“My first teacher Y.T. Chaing always made sure that we practiced meditation that we learned about how to eat during different times of the year, different seasons, what foods are good for you and what are not, and also teaching us how to do Chinese brush painting,” Wu said. “…to be a good person in this society and that was the spiritual side of it to me.”

Daniel Wu on how he overcame injuries in his martial arts practice:

After he spent more time studying martial arts, he viewed it more as a sport which divorced it from history and tradition, he said.

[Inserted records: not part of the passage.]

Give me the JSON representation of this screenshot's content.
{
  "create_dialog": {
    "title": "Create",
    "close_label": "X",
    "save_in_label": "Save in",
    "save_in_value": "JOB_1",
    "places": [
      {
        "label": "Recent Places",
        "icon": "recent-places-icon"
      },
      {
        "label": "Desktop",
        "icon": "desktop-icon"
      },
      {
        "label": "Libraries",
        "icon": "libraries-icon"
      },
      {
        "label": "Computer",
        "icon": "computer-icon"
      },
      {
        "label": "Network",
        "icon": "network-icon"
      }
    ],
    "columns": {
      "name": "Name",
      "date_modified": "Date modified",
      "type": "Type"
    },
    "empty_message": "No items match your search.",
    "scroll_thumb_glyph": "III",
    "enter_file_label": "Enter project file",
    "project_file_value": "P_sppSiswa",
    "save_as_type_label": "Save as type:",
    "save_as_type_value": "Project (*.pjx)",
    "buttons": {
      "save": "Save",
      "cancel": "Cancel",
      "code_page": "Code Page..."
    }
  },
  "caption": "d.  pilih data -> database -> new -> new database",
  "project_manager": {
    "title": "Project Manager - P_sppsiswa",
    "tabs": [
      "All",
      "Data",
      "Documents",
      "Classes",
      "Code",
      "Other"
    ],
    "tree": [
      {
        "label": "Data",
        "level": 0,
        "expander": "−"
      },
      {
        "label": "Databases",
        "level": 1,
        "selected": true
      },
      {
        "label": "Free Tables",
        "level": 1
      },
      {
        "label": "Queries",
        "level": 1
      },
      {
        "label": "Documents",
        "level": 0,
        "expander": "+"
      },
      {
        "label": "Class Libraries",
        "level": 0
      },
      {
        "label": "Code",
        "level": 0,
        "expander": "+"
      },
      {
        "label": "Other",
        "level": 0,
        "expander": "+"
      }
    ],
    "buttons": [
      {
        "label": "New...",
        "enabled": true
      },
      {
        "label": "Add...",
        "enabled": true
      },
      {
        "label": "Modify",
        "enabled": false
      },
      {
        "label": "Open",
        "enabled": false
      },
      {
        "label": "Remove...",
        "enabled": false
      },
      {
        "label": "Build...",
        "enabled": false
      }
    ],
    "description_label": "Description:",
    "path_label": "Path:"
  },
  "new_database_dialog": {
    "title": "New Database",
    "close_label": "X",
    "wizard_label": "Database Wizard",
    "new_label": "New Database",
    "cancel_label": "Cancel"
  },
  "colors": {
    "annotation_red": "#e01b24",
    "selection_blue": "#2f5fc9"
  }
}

“Wushu, especially modern wushu especially is almost like a gymnastics floor routine. The spiritual side is not really there, we don’t practice medication,” Wu said.

“Now that I’m older now I’m going back to that, because I feel that there’s a huge value in all of that.”

Wu said that he’s had to overcome injuries such as a torn ACL.

“I’ve seen a lot of my mentors, Jackie Chan and Jet deal with chronic pain and injuries,” Wu said. “So I pulled myself away from the martial arts completely and I didn’t really even practice martial arts for a while until probably two or three years later and I was slowly getting back into it. I realized that martial arts doesn’t have to be about these crazy fancy kicks and all that there’s a whole system there and it’s more about health and well being.”

On the set of Into the Badlands, Wu is the only actor in the main cast with a martial arts background, so they regularly look to him for advice.

He offered some basic martial arts advice to CCTV America: “Don’t straight, do a cross hook. What I wanna do is sell that reaction. No matter how good that punch is the reactor doesn’t react, then it’s worthless.”

Daniel Wu on his career as an actor and martial artist:

Starring as an evil orc in the movie Warcraft, Daniel Wu’s has literally had a transformative year. As executive producer, and star, of Into the Badlands, the actor smashed through bad guys and Hollywood barriers.

Daniel Wu on importance of diversifying martial arts practice:

Wu plays Sunny, the show’s conflicted hero – a rarity for Asian Americans, made rarer by the fact that he’s in a romantic relationship. Wu says Into the Badlands has been the hardest work of his life—having to double duty with drama scenes and fight scenes more complex than anything on U.S. television.

Daniel Wu on how he played an orc:

“The orc I play is the most evil, he’s a kind of leader of all the orcs, in the script it said he’s the not only the ugliest, but the oldest orc. This character, he’s constantly in a horse stance, he’s crouched over the whole time,” Wu said.

“Good thing I’ve done hours and hours of horse stance training when I was a young kid. Because that’s what I was doing the whole time, walking like that walking in a crouch and walking like this orc.”